CHICAGO (Reuters) – Women treated for high blood pressure with a drug combination that included a calcium channel blocker had a higher risk of death than those given other drug therapies, a study said on Tuesday.
The overall risk of heart-related death was low among the more than 30,000 post-menopausal women included in the six-year study, but the highest mortality rate was among the 1,223 women taking both a calcium channel blocker and a diuretic.
Thirty-one of the 1,223 women on that drug combination died from cardiovascular disease, representing an 85-percent higher risk of death compared to women taking a diuretic and a beta-blocker.

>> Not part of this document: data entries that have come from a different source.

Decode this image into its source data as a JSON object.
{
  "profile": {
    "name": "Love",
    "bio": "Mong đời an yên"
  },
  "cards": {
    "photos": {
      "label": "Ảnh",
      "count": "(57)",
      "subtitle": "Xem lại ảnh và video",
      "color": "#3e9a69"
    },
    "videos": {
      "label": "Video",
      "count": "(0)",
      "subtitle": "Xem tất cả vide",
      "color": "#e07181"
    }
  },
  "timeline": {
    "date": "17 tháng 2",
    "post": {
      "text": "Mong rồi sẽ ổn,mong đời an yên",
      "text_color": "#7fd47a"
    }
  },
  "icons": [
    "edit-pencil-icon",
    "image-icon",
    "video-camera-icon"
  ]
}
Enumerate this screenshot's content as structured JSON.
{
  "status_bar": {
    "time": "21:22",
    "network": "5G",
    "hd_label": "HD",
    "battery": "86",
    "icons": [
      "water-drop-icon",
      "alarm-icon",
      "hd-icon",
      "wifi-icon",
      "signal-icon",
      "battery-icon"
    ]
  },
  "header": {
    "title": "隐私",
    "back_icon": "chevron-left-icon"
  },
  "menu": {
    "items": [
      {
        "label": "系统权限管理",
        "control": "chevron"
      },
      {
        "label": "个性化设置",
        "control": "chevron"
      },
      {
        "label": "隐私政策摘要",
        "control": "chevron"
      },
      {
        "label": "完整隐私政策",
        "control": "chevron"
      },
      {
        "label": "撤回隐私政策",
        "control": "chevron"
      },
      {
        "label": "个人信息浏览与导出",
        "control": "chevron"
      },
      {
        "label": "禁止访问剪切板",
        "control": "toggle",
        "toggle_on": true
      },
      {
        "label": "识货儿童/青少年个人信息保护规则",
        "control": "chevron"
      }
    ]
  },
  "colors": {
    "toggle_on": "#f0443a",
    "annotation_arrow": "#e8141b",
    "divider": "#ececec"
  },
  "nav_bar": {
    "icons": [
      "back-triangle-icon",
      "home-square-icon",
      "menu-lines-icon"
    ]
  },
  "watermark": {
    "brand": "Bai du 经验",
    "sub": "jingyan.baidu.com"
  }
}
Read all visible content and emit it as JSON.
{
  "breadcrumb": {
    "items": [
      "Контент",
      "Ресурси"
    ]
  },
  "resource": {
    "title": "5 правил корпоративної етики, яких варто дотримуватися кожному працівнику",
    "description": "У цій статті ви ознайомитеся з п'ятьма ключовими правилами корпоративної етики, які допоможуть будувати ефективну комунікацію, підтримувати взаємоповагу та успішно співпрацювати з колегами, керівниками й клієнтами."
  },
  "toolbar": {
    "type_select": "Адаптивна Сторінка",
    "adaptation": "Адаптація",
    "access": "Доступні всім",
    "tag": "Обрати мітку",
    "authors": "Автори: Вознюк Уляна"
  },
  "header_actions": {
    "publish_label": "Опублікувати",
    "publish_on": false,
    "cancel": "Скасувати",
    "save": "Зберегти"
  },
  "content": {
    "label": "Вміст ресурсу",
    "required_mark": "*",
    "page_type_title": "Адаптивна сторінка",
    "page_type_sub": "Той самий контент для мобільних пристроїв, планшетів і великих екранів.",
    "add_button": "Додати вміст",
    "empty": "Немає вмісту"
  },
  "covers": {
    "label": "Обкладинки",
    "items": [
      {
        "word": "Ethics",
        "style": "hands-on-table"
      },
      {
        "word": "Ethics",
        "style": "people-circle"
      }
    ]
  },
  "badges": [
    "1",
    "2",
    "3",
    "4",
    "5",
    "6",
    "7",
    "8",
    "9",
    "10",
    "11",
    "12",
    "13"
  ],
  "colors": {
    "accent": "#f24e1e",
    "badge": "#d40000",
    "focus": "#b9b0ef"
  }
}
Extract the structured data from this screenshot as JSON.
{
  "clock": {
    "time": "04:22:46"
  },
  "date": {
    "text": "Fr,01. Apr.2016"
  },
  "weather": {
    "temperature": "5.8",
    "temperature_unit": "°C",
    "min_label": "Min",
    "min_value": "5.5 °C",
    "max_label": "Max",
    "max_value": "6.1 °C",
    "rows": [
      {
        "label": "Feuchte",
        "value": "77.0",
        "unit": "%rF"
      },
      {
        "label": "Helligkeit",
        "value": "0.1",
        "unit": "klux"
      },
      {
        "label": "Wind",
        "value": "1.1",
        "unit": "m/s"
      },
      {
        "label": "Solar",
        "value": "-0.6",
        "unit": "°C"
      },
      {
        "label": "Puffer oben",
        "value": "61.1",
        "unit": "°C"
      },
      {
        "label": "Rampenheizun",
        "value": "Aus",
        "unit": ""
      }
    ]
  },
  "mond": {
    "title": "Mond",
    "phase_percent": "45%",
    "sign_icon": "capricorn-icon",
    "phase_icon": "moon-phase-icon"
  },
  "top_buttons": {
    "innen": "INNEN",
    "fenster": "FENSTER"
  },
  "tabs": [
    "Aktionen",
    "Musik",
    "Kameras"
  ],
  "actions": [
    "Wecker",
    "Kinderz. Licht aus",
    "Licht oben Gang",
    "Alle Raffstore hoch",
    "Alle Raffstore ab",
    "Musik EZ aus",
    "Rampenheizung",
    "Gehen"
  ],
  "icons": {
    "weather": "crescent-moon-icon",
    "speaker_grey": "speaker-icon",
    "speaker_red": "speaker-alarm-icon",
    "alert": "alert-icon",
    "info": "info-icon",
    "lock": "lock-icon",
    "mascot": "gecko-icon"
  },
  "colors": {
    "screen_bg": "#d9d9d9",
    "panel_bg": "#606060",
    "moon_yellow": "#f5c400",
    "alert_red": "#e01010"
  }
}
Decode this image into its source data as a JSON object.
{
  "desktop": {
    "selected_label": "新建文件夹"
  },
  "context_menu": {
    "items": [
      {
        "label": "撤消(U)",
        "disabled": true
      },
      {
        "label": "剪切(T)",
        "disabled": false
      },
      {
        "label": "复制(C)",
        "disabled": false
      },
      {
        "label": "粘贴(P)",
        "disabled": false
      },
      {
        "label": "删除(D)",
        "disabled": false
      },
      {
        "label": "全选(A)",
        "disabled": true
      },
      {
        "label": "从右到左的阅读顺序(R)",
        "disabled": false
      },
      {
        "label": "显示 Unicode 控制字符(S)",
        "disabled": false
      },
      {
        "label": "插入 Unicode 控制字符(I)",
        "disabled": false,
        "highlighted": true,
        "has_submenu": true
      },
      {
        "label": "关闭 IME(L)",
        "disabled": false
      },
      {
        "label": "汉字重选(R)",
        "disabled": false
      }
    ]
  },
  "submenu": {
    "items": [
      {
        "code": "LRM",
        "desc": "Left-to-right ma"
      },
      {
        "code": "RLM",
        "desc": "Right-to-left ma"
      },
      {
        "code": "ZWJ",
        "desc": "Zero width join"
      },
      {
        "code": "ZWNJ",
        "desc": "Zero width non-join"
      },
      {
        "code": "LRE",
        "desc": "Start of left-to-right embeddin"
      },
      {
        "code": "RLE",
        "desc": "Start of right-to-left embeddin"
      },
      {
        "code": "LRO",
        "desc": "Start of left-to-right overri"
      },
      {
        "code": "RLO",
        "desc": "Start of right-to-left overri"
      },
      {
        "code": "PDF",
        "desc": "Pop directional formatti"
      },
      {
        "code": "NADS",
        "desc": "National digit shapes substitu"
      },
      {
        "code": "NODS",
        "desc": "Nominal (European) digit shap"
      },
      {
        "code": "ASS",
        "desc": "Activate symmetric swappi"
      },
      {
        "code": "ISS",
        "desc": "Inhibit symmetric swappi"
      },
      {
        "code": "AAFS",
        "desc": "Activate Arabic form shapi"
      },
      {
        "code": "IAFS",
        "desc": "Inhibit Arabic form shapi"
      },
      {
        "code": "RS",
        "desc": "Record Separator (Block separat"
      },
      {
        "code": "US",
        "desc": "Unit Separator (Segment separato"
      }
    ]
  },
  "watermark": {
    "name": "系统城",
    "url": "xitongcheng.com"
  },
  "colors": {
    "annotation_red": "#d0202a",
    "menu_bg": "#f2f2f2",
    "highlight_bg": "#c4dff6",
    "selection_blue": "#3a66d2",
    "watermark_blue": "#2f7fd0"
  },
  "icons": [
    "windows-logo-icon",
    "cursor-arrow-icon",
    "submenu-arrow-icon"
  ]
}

Diuretics and beta-blockers are older classes of hypertension drugs.
Also included in the study were women taking ACE inhibitors, a newer class of hypertension drugs, which did not carry an elevated mortality risk when taken in combination with a diuretic.
In many cases, doctors prescribe different classes of blood pressure drugs in combination, one often a diuretic that increases urine flow and flushes the system.
A little more than one-third of the women in the study were taking a single drug and their risk of dying from cardiovascular disease was lower than those taking the diuretic-calcium channel blocker combination.
“A woman should go to her doctor and ask, why am I on this particular combination, and is this the best combination for me?” said Sylvia Wassertheil-Smoller of the Albert Einstein College of Medicine, author of the study in this week’s issue of the Journal of the American Medical Association.
She said two drawbacks to the study were that it was observational, not controlled, so the drugs were not assigned randomly; and all the participants were women aged 50 to 79 so its conclusions might not apply to younger patients.
Roughly 50 million Americans have high blood pressure, a condition that stresses the cardiovascular system and can lead to heart attacks and strokes.
Last week, another study that examined a calcium channel blocker in combination with an ACE inhibitor was stopped early because the drugs offered patients a much better chance of avoiding heart attack and stroke than older pills. That study was sponsored by drug maker Pfizer Inc .